Top of Given records

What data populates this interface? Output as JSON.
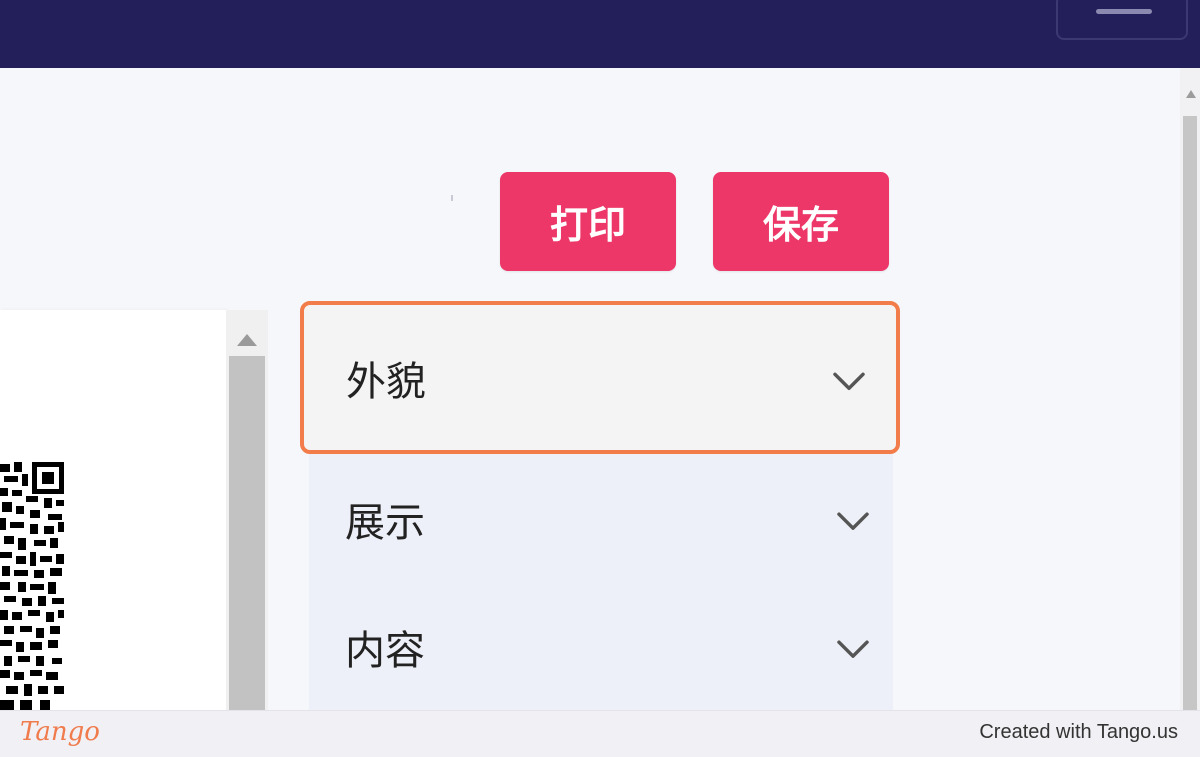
{
  "toolbar": {
    "print_label": "打印",
    "save_label": "保存"
  },
  "accordion": {
    "items": [
      {
        "label": "外貌",
        "highlighted": true
      },
      {
        "label": "展示",
        "highlighted": false
      },
      {
        "label": "内容",
        "highlighted": false
      }
    ]
  },
  "colors": {
    "header": "#221f5a",
    "primary_button": "#ec3768",
    "highlight_border": "#f27d4a"
  },
  "footer": {
    "brand": "Tango",
    "created_text": "Created with Tango.us"
  },
  "icons": {
    "menu": "hamburger-icon",
    "chevron": "chevron-down-icon",
    "qr": "qr-code-icon"
  }
}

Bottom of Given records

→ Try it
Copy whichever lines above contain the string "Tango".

→ Result of this task
    "brand": "Tango",
    "created_text": "Created with Tango.us"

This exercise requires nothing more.